Assignment:
Go through the data and tally the lines that hold the string "Control". Reply with the total alone.

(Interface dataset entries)
::::
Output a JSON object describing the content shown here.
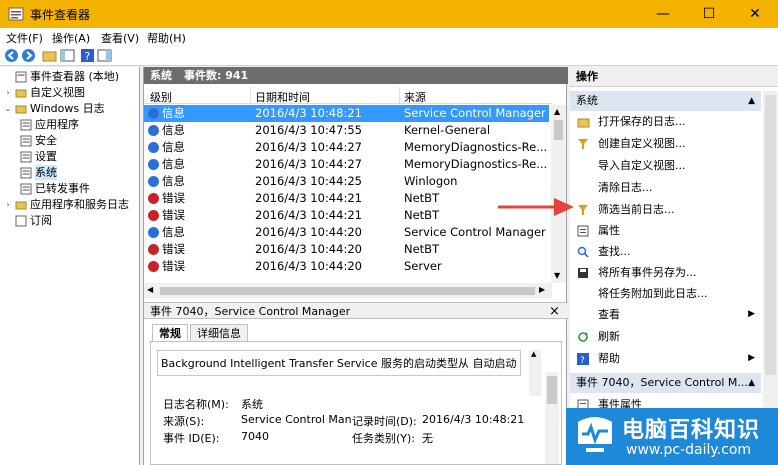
{
  "window": {
    "title": "事件查看器",
    "minimize": "—",
    "maximize": "☐",
    "close": "✕"
  },
  "menu": [
    "文件(F)",
    "操作(A)",
    "查看(V)",
    "帮助(H)"
  ],
  "tree": {
    "root": "事件查看器 (本地)",
    "custom_views": "自定义视图",
    "windows_logs": "Windows 日志",
    "app": "应用程序",
    "security": "安全",
    "setup": "设置",
    "system": "系统",
    "forwarded": "已转发事件",
    "apps_services": "应用程序和服务日志",
    "subscriptions": "订阅"
  },
  "center": {
    "header_name": "系统",
    "header_count": "事件数: 941",
    "columns": [
      "级别",
      "日期和时间",
      "来源"
    ],
    "rows": [
      {
        "level": "信息",
        "type": "info",
        "date": "2016/4/3 10:48:21",
        "source": "Service Control Manager"
      },
      {
        "level": "信息",
        "type": "info",
        "date": "2016/4/3 10:47:55",
        "source": "Kernel-General"
      },
      {
        "level": "信息",
        "type": "info",
        "date": "2016/4/3 10:44:27",
        "source": "MemoryDiagnostics-Re..."
      },
      {
        "level": "信息",
        "type": "info",
        "date": "2016/4/3 10:44:27",
        "source": "MemoryDiagnostics-Re..."
      },
      {
        "level": "信息",
        "type": "info",
        "date": "2016/4/3 10:44:25",
        "source": "Winlogon"
      },
      {
        "level": "错误",
        "type": "error",
        "date": "2016/4/3 10:44:21",
        "source": "NetBT"
      },
      {
        "level": "错误",
        "type": "error",
        "date": "2016/4/3 10:44:21",
        "source": "NetBT"
      },
      {
        "level": "信息",
        "type": "info",
        "date": "2016/4/3 10:44:20",
        "source": "Service Control Manager"
      },
      {
        "level": "错误",
        "type": "error",
        "date": "2016/4/3 10:44:20",
        "source": "NetBT"
      },
      {
        "level": "错误",
        "type": "error",
        "date": "2016/4/3 10:44:20",
        "source": "Server"
      }
    ],
    "detail_header": "事件 7040，Service Control Manager",
    "detail_close": "×",
    "tab_general": "常规",
    "tab_details": "详细信息",
    "description": "Background Intelligent Transfer Service 服务的启动类型从 自动启动 更",
    "log_name_label": "日志名称(M):",
    "log_name_value": "系统",
    "source_label": "来源(S):",
    "source_value": "Service Control Man",
    "logged_label": "记录时间(D):",
    "logged_value": "2016/4/3 10:48:21",
    "event_id_label": "事件 ID(E):",
    "event_id_value": "7040",
    "task_label": "任务类别(Y):",
    "task_value": "无"
  },
  "actions": {
    "title": "操作",
    "group1": "系统",
    "items": [
      {
        "label": "打开保存的日志...",
        "icon": "folder-open-icon"
      },
      {
        "label": "创建自定义视图...",
        "icon": "filter-icon"
      },
      {
        "label": "导入自定义视图...",
        "icon": ""
      },
      {
        "label": "清除日志...",
        "icon": ""
      },
      {
        "label": "筛选当前日志...",
        "icon": "filter-icon"
      },
      {
        "label": "属性",
        "icon": "properties-icon"
      },
      {
        "label": "查找...",
        "icon": "find-icon"
      },
      {
        "label": "将所有事件另存为...",
        "icon": "save-icon"
      },
      {
        "label": "将任务附加到此日志...",
        "icon": ""
      },
      {
        "label": "查看",
        "icon": ""
      },
      {
        "label": "刷新",
        "icon": "refresh-icon"
      },
      {
        "label": "帮助",
        "icon": "help-icon"
      }
    ],
    "group2": "事件 7040，Service Control M...",
    "event_props": "事件属性"
  },
  "watermark": {
    "title": "电脑百科知识",
    "url": "www.pc-daily.com"
  },
  "colors": {
    "titlebar": "#f5b301",
    "selection": "#3399ff",
    "arrow": "#e0443a",
    "watermark": "#1e88d9"
  }
}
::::
Problem solution:
5